3. Cut Back on Carbs
Again, keto or low-carb dieting might be great for some people, but it's not a one-diet-fits-all sort of thing. That's why some experts want the "carbs are evil" myth to go out the window, as some carbs, when enjoyed in moderation, are packed with good nutrients to fuel you.
It comes down to what types of carbs you're eating and how much.
"You might want to think twice before giving all carbs a bad rap," says Bonnie Balk, RD, a dietitian for Maple Holistics. "Simple carbs (cookies, pastries, sodas, candy, etc.) are digested quickly and spike our blood sugar fast, making them a good group to avoid. But complex carbs (whole grains, starchy veggies, beans and peas) are loaded with fiber and nutrients and can aid in weight loss," she says. The bottom line: You can still live well by eating carbs!
4. Don't Eat Too Late at Night
You don't need to stop eating at 6 p.m. to lose weight or live healthfully. It comes down to total calories; and while you might have less opportunity to burn calories at night and when sleeping than earlier in the day, you can surely have a snack before bed without it leading to weight gain.
"It is a myth that all food turns to fat after a certain hour of the day. If you're (truly) hungry, you should eat," says Dana Angelo White, RD, a dietitian and nutrition consultant. "Now, it can't be a high-calorie, junk food free-for-all, but a sensible snack can help more than hurt," she says.
Healthy options include yogurt, cottage cheese, nut butter on toast or some avocado and whole-grain crackers.
5. If You Exercise, You Can Eat Whatever You Want
Hitting the weight room or taking strength-training classes helps build muscle and keep fat off, but you can't let your diet slide, as exercise alone can't make you healthy. And you don't necessarily even need to workout to lose weight or feel better, as long as your diet improves, too.

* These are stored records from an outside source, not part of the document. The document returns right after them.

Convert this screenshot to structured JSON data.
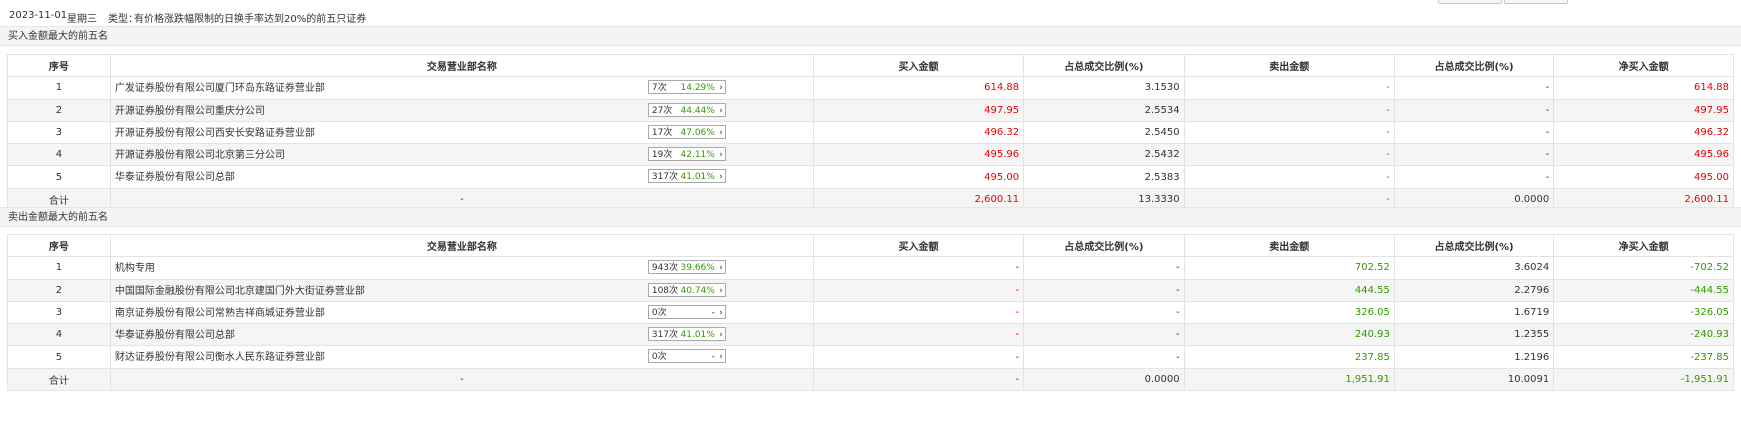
{
  "header": {
    "date": "2023-11-01",
    "weekday": "星期三",
    "type_label": "类型：",
    "type_value": "有价格涨跌幅限制的日换手率达到20%的前五只证券"
  },
  "columns": [
    "序号",
    "交易营业部名称",
    "买入金额",
    "占总成交比例(%)",
    "卖出金额",
    "占总成交比例(%)",
    "净买入金额"
  ],
  "buy_section": {
    "title": "买入金额最大的前五名",
    "rows": [
      {
        "no": "1",
        "name": "广发证券股份有限公司厦门环岛东路证券营业部",
        "count": "7次",
        "rate": "14.29%",
        "arrow": "›",
        "buy": "614.88",
        "buy_pct": "3.1530",
        "sell": "-",
        "sell_pct": "-",
        "net": "614.88"
      },
      {
        "no": "2",
        "name": "开源证券股份有限公司重庆分公司",
        "count": "27次",
        "rate": "44.44%",
        "arrow": "›",
        "buy": "497.95",
        "buy_pct": "2.5534",
        "sell": "-",
        "sell_pct": "-",
        "net": "497.95"
      },
      {
        "no": "3",
        "name": "开源证券股份有限公司西安长安路证券营业部",
        "count": "17次",
        "rate": "47.06%",
        "arrow": "›",
        "buy": "496.32",
        "buy_pct": "2.5450",
        "sell": "-",
        "sell_pct": "-",
        "net": "496.32"
      },
      {
        "no": "4",
        "name": "开源证券股份有限公司北京第三分公司",
        "count": "19次",
        "rate": "42.11%",
        "arrow": "›",
        "buy": "495.96",
        "buy_pct": "2.5432",
        "sell": "-",
        "sell_pct": "-",
        "net": "495.96"
      },
      {
        "no": "5",
        "name": "华泰证券股份有限公司总部",
        "count": "317次",
        "rate": "41.01%",
        "arrow": "›",
        "buy": "495.00",
        "buy_pct": "2.5383",
        "sell": "-",
        "sell_pct": "-",
        "net": "495.00"
      }
    ],
    "total": {
      "label": "合计",
      "name": "-",
      "buy": "2,600.11",
      "buy_pct": "13.3330",
      "sell": "-",
      "sell_pct": "0.0000",
      "net": "2,600.11"
    }
  },
  "sell_section": {
    "title": "卖出金额最大的前五名",
    "rows": [
      {
        "no": "1",
        "name": "机构专用",
        "count": "943次",
        "rate": "39.66%",
        "arrow": "›",
        "buy": "-",
        "buy_pct": "-",
        "sell": "702.52",
        "sell_pct": "3.6024",
        "net": "-702.52"
      },
      {
        "no": "2",
        "name": "中国国际金融股份有限公司北京建国门外大街证券营业部",
        "count": "108次",
        "rate": "40.74%",
        "arrow": "›",
        "buy": "-",
        "buy_pct": "-",
        "sell": "444.55",
        "sell_pct": "2.2796",
        "net": "-444.55"
      },
      {
        "no": "3",
        "name": "南京证券股份有限公司常熟吉祥商城证券营业部",
        "count": "0次",
        "rate": "-",
        "arrow": "›",
        "buy": "-",
        "buy_pct": "-",
        "sell": "326.05",
        "sell_pct": "1.6719",
        "net": "-326.05"
      },
      {
        "no": "4",
        "name": "华泰证券股份有限公司总部",
        "count": "317次",
        "rate": "41.01%",
        "arrow": "›",
        "buy": "-",
        "buy_pct": "-",
        "sell": "240.93",
        "sell_pct": "1.2355",
        "net": "-240.93"
      },
      {
        "no": "5",
        "name": "财达证券股份有限公司衡水人民东路证券营业部",
        "count": "0次",
        "rate": "-",
        "arrow": "›",
        "buy": "-",
        "buy_pct": "-",
        "sell": "237.85",
        "sell_pct": "1.2196",
        "net": "-237.85"
      }
    ],
    "total": {
      "label": "合计",
      "name": "-",
      "buy": "-",
      "buy_pct": "0.0000",
      "sell": "1,951.91",
      "sell_pct": "10.0091",
      "net": "-1,951.91"
    }
  },
  "colors": {
    "up": "#e60000",
    "down": "#339900",
    "stripe": "#f5f5f5",
    "border": "#e3e3e3"
  }
}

What you eat can protect your heart and help with weight management, or it can add excess calories and sugar to derail all your fitness gains.
"Diet quality always matters!" White says. "While you can certainly partake in the occasional splurge, you need to fuel your workouts with healthy foods. Stick to lean proteins, healthy fats and whole grains, and keep added sugars low."

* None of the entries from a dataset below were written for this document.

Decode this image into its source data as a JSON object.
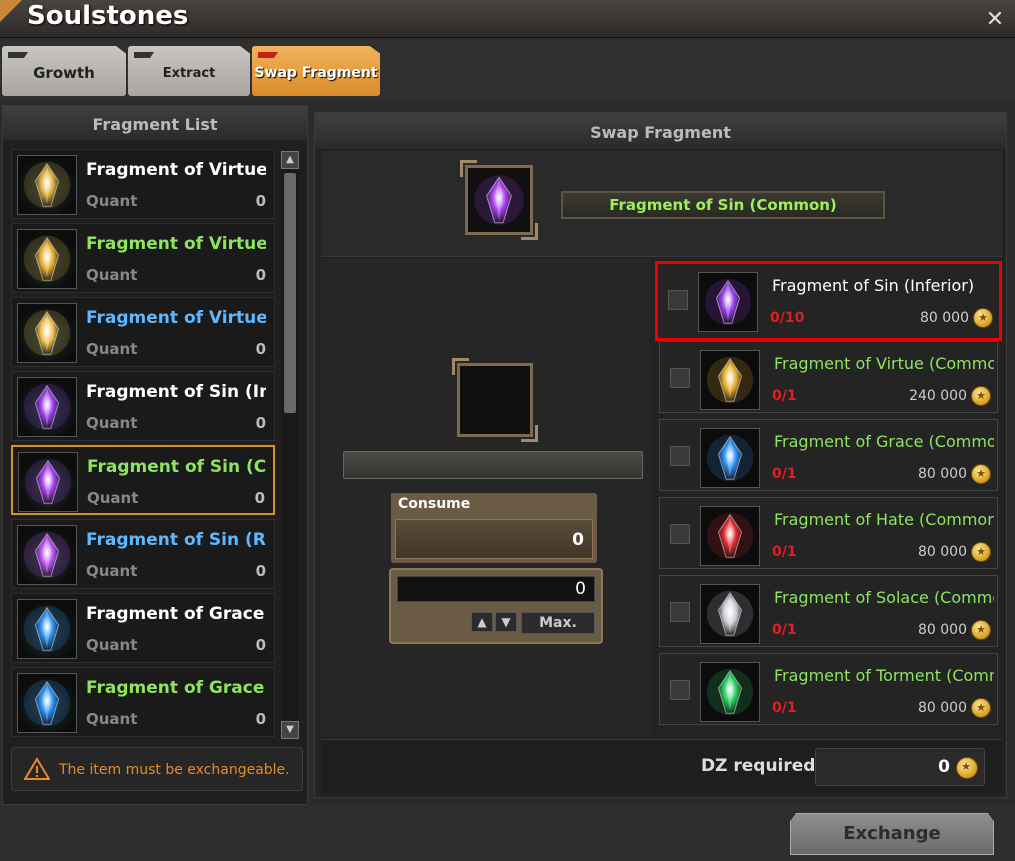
{
  "window": {
    "title": "Soulstones",
    "close_icon": "close-icon"
  },
  "tabs": [
    {
      "label": "Growth",
      "active": false
    },
    {
      "label": "Extract Fragment",
      "active": false
    },
    {
      "label": "Swap Fragment",
      "active": true
    }
  ],
  "fragment_list": {
    "header": "Fragment List",
    "items": [
      {
        "name": "Fragment of Virtue (Inferior)",
        "qty_label": "Quantity",
        "qty": "0",
        "color": "#ffffff",
        "gem": "#e0b040"
      },
      {
        "name": "Fragment of Virtue (Common)",
        "qty_label": "Quantity",
        "qty": "0",
        "color": "#8fe45e",
        "gem": "#e8b030"
      },
      {
        "name": "Fragment of Virtue (Refined)",
        "qty_label": "Quantity",
        "qty": "0",
        "color": "#5fb8ff",
        "gem": "#f2c050"
      },
      {
        "name": "Fragment of Sin (Inferior)",
        "qty_label": "Quantity",
        "qty": "0",
        "color": "#ffffff",
        "gem": "#9a3ff0"
      },
      {
        "name": "Fragment of Sin (Common)",
        "qty_label": "Quantity",
        "qty": "0",
        "color": "#8fe45e",
        "gem": "#a93ff0",
        "selected": true
      },
      {
        "name": "Fragment of Sin (Refined)",
        "qty_label": "Quantity",
        "qty": "0",
        "color": "#5fb8ff",
        "gem": "#b94ff5"
      },
      {
        "name": "Fragment of Grace (Inferior)",
        "qty_label": "Quantity",
        "qty": "0",
        "color": "#ffffff",
        "gem": "#2a8ff0"
      },
      {
        "name": "Fragment of Grace (Common)",
        "qty_label": "Quantity",
        "qty": "0",
        "color": "#8fe45e",
        "gem": "#2a90f5"
      }
    ],
    "notice": "The item must be exchangeable."
  },
  "swap": {
    "header": "Swap Fragment",
    "target_name": "Fragment of Sin (Common)",
    "consume_label": "Consume",
    "consume_value": "0",
    "quantity_value": "0",
    "max_label": "Max.",
    "options": [
      {
        "name": "Fragment of Sin (Inferior)",
        "count": "0/10",
        "cost": "80 000",
        "color": "#ffffff",
        "gem": "#9a3ff0",
        "highlight": true
      },
      {
        "name": "Fragment of Virtue (Common)",
        "count": "0/1",
        "cost": "240 000",
        "color": "#8fe45e",
        "gem": "#e8b030"
      },
      {
        "name": "Fragment of Grace (Common)",
        "count": "0/1",
        "cost": "80 000",
        "color": "#8fe45e",
        "gem": "#2a90f5"
      },
      {
        "name": "Fragment of Hate (Common)",
        "count": "0/1",
        "cost": "80 000",
        "color": "#8fe45e",
        "gem": "#e02a30"
      },
      {
        "name": "Fragment of Solace (Common)",
        "count": "0/1",
        "cost": "80 000",
        "color": "#8fe45e",
        "gem": "#cfcfd8"
      },
      {
        "name": "Fragment of Torment (Common)",
        "count": "0/1",
        "cost": "80 000",
        "color": "#8fe45e",
        "gem": "#2ad060"
      }
    ],
    "dz_label": "DZ required",
    "dz_value": "0"
  },
  "exchange_label": "Exchange"
}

6. Agave, Coconut Sugar and Maple Syrup Are Different Than Sugar
For some reason, these more natural sources of sugar get a better reputation than refined table sugar, as many bloggers use them for "healthy" makeovers of baked goods. We hate to break it you, but sugar is sugar. Your body does not care if it comes from honey or soda.
"To be fair, you may pick up a few extra vitamins or minerals from unrefined sugar sources, but calorie for calorie, your waistline views them all the same way," says Lauren Harris-Pincus, RDN, author of The Protein-Packed Breakfast Club. "Instead, focus on minimizing all added sugars."
The American Heart Association recommends keeping the total to 24 grams per day for women (6 teaspoons) and 36 grams per day (9 teaspoons) for men.
If you don't like artificial sweeteners, there are naturally derived options like stevia, erythritol, allulose and monk fruit, Harris-Pincus says, which don't spike blood sugar and are healthier for weight loss.
7. Skipping Breakfast Will 'Save' Calories
Some people hear about 16:8 intermittent fasting for weight loss — where you fast for 16 hours each day and eat your meals within the other eight-hour window — and think, "That basically just means skipping breakfast." But nixing the first meal of the day is not a magic formula for weight loss.
"While there is emerging evidence that time-restricted eating during an eight- to 12-hour window can have some health benefits, intermittent fasting does not seem to result in any more weight loss than a traditional calorie-restricted diet," says Harris-Pincus. "The studies that show the most benefit have the eating window shifted earlier in the day, so if you like this approach, make sure to include breakfast within about two hours of waking up and aim for an eating window from 9 a.m. to 5 p.m. or at the latest 10 a.m.to 6 p.m.," she says.
The body doesn't process and metabolize food as well in the evening as it does in the morning, since it slows down to prepare for sleep, so avoiding extra calories at night might be better than skipping them early in the morning if you are following a fasting plan.